(Problem to work on): All of the data is to be repeated verbatim.

(Records excerpted from a collection)

- - - - - - -

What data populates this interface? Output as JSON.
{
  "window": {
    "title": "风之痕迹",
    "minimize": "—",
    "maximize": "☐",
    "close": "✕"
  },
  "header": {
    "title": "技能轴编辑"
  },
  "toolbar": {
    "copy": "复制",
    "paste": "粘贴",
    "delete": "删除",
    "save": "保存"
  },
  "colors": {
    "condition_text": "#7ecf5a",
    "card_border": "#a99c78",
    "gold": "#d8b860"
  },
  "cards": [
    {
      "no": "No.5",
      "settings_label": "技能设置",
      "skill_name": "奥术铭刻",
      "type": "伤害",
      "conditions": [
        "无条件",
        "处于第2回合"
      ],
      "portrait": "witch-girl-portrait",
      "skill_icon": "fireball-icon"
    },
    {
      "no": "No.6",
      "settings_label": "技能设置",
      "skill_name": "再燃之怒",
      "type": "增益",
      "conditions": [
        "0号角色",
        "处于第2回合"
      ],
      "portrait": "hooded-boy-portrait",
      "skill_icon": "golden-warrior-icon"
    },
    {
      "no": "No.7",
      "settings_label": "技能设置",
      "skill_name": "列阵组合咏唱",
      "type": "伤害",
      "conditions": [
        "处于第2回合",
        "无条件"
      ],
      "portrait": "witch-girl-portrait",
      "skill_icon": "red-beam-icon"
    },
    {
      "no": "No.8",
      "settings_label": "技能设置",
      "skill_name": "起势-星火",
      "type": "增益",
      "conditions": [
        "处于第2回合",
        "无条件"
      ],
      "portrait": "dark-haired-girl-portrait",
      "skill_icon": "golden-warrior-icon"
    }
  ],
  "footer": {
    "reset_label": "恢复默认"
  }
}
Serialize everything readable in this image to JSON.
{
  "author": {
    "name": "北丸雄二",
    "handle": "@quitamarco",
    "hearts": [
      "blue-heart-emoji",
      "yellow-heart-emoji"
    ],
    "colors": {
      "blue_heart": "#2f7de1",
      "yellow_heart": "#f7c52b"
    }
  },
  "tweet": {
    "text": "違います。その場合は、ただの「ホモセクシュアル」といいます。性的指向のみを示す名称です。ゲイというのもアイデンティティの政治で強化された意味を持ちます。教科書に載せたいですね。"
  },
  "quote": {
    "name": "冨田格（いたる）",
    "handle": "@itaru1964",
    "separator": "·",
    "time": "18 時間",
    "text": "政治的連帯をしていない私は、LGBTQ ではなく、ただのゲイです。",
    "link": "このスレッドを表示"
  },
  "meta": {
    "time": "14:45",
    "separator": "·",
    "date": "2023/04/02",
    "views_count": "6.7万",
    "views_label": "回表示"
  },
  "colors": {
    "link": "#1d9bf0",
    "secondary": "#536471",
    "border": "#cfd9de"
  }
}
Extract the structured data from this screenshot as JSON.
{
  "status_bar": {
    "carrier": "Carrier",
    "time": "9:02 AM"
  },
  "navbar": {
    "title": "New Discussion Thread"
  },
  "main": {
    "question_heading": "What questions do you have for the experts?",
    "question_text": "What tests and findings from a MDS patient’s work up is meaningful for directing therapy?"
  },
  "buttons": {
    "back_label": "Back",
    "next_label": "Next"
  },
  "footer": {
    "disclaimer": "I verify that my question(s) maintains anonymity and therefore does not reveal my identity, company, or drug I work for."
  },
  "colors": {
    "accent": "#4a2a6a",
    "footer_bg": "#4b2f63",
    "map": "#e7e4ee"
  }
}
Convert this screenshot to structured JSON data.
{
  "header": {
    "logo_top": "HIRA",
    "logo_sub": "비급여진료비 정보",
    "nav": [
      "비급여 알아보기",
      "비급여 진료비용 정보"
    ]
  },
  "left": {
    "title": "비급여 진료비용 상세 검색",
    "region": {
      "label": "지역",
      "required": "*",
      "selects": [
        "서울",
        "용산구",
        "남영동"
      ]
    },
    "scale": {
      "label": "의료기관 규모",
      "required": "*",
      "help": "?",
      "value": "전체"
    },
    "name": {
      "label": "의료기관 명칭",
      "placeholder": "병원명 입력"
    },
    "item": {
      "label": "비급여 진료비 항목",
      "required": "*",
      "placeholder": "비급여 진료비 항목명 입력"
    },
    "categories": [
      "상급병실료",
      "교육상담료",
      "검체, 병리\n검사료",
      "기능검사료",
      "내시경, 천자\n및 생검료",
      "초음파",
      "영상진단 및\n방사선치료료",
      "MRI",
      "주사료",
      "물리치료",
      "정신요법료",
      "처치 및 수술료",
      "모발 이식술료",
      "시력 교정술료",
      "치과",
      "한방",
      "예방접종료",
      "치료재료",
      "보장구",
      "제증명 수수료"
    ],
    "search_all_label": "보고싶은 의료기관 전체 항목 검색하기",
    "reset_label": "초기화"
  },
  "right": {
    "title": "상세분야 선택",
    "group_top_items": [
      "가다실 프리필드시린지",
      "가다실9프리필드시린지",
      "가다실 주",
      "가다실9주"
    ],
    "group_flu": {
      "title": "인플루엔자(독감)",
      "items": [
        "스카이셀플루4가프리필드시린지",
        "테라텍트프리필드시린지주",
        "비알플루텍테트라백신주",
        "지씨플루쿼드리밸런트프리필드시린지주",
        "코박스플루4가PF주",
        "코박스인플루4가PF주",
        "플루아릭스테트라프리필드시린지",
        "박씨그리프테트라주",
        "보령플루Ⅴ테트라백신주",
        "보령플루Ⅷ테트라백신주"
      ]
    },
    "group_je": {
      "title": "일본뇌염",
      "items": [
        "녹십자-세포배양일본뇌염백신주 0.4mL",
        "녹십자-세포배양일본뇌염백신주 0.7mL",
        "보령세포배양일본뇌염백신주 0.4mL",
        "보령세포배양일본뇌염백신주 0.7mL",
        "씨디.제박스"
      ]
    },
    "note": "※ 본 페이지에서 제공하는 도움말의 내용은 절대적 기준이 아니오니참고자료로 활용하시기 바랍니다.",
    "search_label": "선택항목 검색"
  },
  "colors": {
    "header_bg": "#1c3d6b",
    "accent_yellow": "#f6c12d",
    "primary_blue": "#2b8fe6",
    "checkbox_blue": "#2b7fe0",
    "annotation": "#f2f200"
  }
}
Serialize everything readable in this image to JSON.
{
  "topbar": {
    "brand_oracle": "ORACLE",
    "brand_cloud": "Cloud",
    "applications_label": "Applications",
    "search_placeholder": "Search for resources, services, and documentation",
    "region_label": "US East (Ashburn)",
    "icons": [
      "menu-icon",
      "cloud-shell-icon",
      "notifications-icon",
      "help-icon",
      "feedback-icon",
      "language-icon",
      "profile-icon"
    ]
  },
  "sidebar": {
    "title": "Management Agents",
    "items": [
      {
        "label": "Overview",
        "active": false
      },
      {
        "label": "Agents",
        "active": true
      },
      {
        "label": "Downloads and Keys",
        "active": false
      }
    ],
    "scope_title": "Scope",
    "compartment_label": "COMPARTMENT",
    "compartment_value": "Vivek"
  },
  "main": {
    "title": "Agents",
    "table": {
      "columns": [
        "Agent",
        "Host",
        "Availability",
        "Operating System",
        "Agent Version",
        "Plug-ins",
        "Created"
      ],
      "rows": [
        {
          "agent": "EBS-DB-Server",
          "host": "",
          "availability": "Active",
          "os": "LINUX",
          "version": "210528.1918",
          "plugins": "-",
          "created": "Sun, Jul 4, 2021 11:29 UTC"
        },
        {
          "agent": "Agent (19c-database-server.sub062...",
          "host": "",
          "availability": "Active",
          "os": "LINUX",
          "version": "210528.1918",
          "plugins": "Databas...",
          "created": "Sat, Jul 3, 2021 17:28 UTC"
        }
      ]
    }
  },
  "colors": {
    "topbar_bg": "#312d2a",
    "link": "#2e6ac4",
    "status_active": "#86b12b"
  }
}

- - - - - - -

(Task result):
What data populates this interface? Output as JSON.
{
  "window": {
    "title": "风之痕迹",
    "minimize": "—",
    "maximize": "☐",
    "close": "✕"
  },
  "header": {
    "title": "技能轴编辑"
  },
  "toolbar": {
    "copy": "复制",
    "paste": "粘贴",
    "delete": "删除",
    "save": "保存"
  },
  "colors": {
    "condition_text": "#7ecf5a",
    "card_border": "#a99c78",
    "gold": "#d8b860"
  },
  "cards": [
    {
      "no": "No.5",
      "settings_label": "技能设置",
      "skill_name": "奥术铭刻",
      "type": "伤害",
      "conditions": [
        "无条件",
        "处于第2回合"
      ],
      "portrait": "witch-girl-portrait",
      "skill_icon": "fireball-icon"
    },
    {
      "no": "No.6",
      "settings_label": "技能设置",
      "skill_name": "再燃之怒",
      "type": "增益",
      "conditions": [
        "0号角色",
        "处于第2回合"
      ],
      "portrait": "hooded-boy-portrait",
      "skill_icon": "golden-warrior-icon"
    },
    {
      "no": "No.7",
      "settings_label": "技能设置",
      "skill_name": "列阵组合咏唱",
      "type": "伤害",
      "conditions": [
        "处于第2回合",
        "无条件"
      ],
      "portrait": "witch-girl-portrait",
      "skill_icon": "red-beam-icon"
    },
    {
      "no": "No.8",
      "settings_label": "技能设置",
      "skill_name": "起势-星火",
      "type": "增益",
      "conditions": [
        "处于第2回合",
        "无条件"
      ],
      "portrait": "dark-haired-girl-portrait",
      "skill_icon": "golden-warrior-icon"
    }
  ],
  "footer": {
    "reset_label": "恢复默认"
  }
}
Serialize everything readable in this image to JSON.
{
  "author": {
    "name": "北丸雄二",
    "handle": "@quitamarco",
    "hearts": [
      "blue-heart-emoji",
      "yellow-heart-emoji"
    ],
    "colors": {
      "blue_heart": "#2f7de1",
      "yellow_heart": "#f7c52b"
    }
  },
  "tweet": {
    "text": "違います。その場合は、ただの「ホモセクシュアル」といいます。性的指向のみを示す名称です。ゲイというのもアイデンティティの政治で強化された意味を持ちます。教科書に載せたいですね。"
  },
  "quote": {
    "name": "冨田格（いたる）",
    "handle": "@itaru1964",
    "separator": "·",
    "time": "18 時間",
    "text": "政治的連帯をしていない私は、LGBTQ ではなく、ただのゲイです。",
    "link": "このスレッドを表示"
  },
  "meta": {
    "time": "14:45",
    "separator": "·",
    "date": "2023/04/02",
    "views_count": "6.7万",
    "views_label": "回表示"
  },
  "colors": {
    "link": "#1d9bf0",
    "secondary": "#536471",
    "border": "#cfd9de"
  }
}
Extract the structured data from this screenshot as JSON.
{
  "status_bar": {
    "carrier": "Carrier",
    "time": "9:02 AM"
  },
  "navbar": {
    "title": "New Discussion Thread"
  },
  "main": {
    "question_heading": "What questions do you have for the experts?",
    "question_text": "What tests and findings from a MDS patient’s work up is meaningful for directing therapy?"
  },
  "buttons": {
    "back_label": "Back",
    "next_label": "Next"
  },
  "footer": {
    "disclaimer": "I verify that my question(s) maintains anonymity and therefore does not reveal my identity, company, or drug I work for."
  },
  "colors": {
    "accent": "#4a2a6a",
    "footer_bg": "#4b2f63",
    "map": "#e7e4ee"
  }
}
Convert this screenshot to structured JSON data.
{
  "header": {
    "logo_top": "HIRA",
    "logo_sub": "비급여진료비 정보",
    "nav": [
      "비급여 알아보기",
      "비급여 진료비용 정보"
    ]
  },
  "left": {
    "title": "비급여 진료비용 상세 검색",
    "region": {
      "label": "지역",
      "required": "*",
      "selects": [
        "서울",
        "용산구",
        "남영동"
      ]
    },
    "scale": {
      "label": "의료기관 규모",
      "required": "*",
      "help": "?",
      "value": "전체"
    },
    "name": {
      "label": "의료기관 명칭",
      "placeholder": "병원명 입력"
    },
    "item": {
      "label": "비급여 진료비 항목",
      "required": "*",
      "placeholder": "비급여 진료비 항목명 입력"
    },
    "categories": [
      "상급병실료",
      "교육상담료",
      "검체, 병리\n검사료",
      "기능검사료",
      "내시경, 천자\n및 생검료",
      "초음파",
      "영상진단 및\n방사선치료료",
      "MRI",
      "주사료",
      "물리치료",
      "정신요법료",
      "처치 및 수술료",
      "모발 이식술료",
      "시력 교정술료",
      "치과",
      "한방",
      "예방접종료",
      "치료재료",
      "보장구",
      "제증명 수수료"
    ],
    "search_all_label": "보고싶은 의료기관 전체 항목 검색하기",
    "reset_label": "초기화"
  },
  "right": {
    "title": "상세분야 선택",
    "group_top_items": [
      "가다실 프리필드시린지",
      "가다실9프리필드시린지",
      "가다실 주",
      "가다실9주"
    ],
    "group_flu": {
      "title": "인플루엔자(독감)",
      "items": [
        "스카이셀플루4가프리필드시린지",
        "테라텍트프리필드시린지주",
        "비알플루텍테트라백신주",
        "지씨플루쿼드리밸런트프리필드시린지주",
        "코박스플루4가PF주",
        "코박스인플루4가PF주",
        "플루아릭스테트라프리필드시린지",
        "박씨그리프테트라주",
        "보령플루Ⅴ테트라백신주",
        "보령플루Ⅷ테트라백신주"
      ]
    },
    "group_je": {
      "title": "일본뇌염",
      "items": [
        "녹십자-세포배양일본뇌염백신주 0.4mL",
        "녹십자-세포배양일본뇌염백신주 0.7mL",
        "보령세포배양일본뇌염백신주 0.4mL",
        "보령세포배양일본뇌염백신주 0.7mL",
        "씨디.제박스"
      ]
    },
    "note": "※ 본 페이지에서 제공하는 도움말의 내용은 절대적 기준이 아니오니참고자료로 활용하시기 바랍니다.",
    "search_label": "선택항목 검색"
  },
  "colors": {
    "header_bg": "#1c3d6b",
    "accent_yellow": "#f6c12d",
    "primary_blue": "#2b8fe6",
    "checkbox_blue": "#2b7fe0",
    "annotation": "#f2f200"
  }
}
Serialize everything readable in this image to JSON.
{
  "topbar": {
    "brand_oracle": "ORACLE",
    "brand_cloud": "Cloud",
    "applications_label": "Applications",
    "search_placeholder": "Search for resources, services, and documentation",
    "region_label": "US East (Ashburn)",
    "icons": [
      "menu-icon",
      "cloud-shell-icon",
      "notifications-icon",
      "help-icon",
      "feedback-icon",
      "language-icon",
      "profile-icon"
    ]
  },
  "sidebar": {
    "title": "Management Agents",
    "items": [
      {
        "label": "Overview",
        "active": false
      },
      {
        "label": "Agents",
        "active": true
      },
      {
        "label": "Downloads and Keys",
        "active": false
      }
    ],
    "scope_title": "Scope",
    "compartment_label": "COMPARTMENT",
    "compartment_value": "Vivek"
  },
  "main": {
    "title": "Agents",
    "table": {
      "columns": [
        "Agent",
        "Host",
        "Availability",
        "Operating System",
        "Agent Version",
        "Plug-ins",
        "Created"
      ],
      "rows": [
        {
          "agent": "EBS-DB-Server",
          "host": "",
          "availability": "Active",
          "os": "LINUX",
          "version": "210528.1918",
          "plugins": "-",
          "created": "Sun, Jul 4, 2021 11:29 UTC"
        },
        {
          "agent": "Agent (19c-database-server.sub062...",
          "host": "",
          "availability": "Active",
          "os": "LINUX",
          "version": "210528.1918",
          "plugins": "Databas...",
          "created": "Sat, Jul 3, 2021 17:28 UTC"
        }
      ]
    }
  },
  "colors": {
    "topbar_bg": "#312d2a",
    "link": "#2e6ac4",
    "status_active": "#86b12b"
  }
}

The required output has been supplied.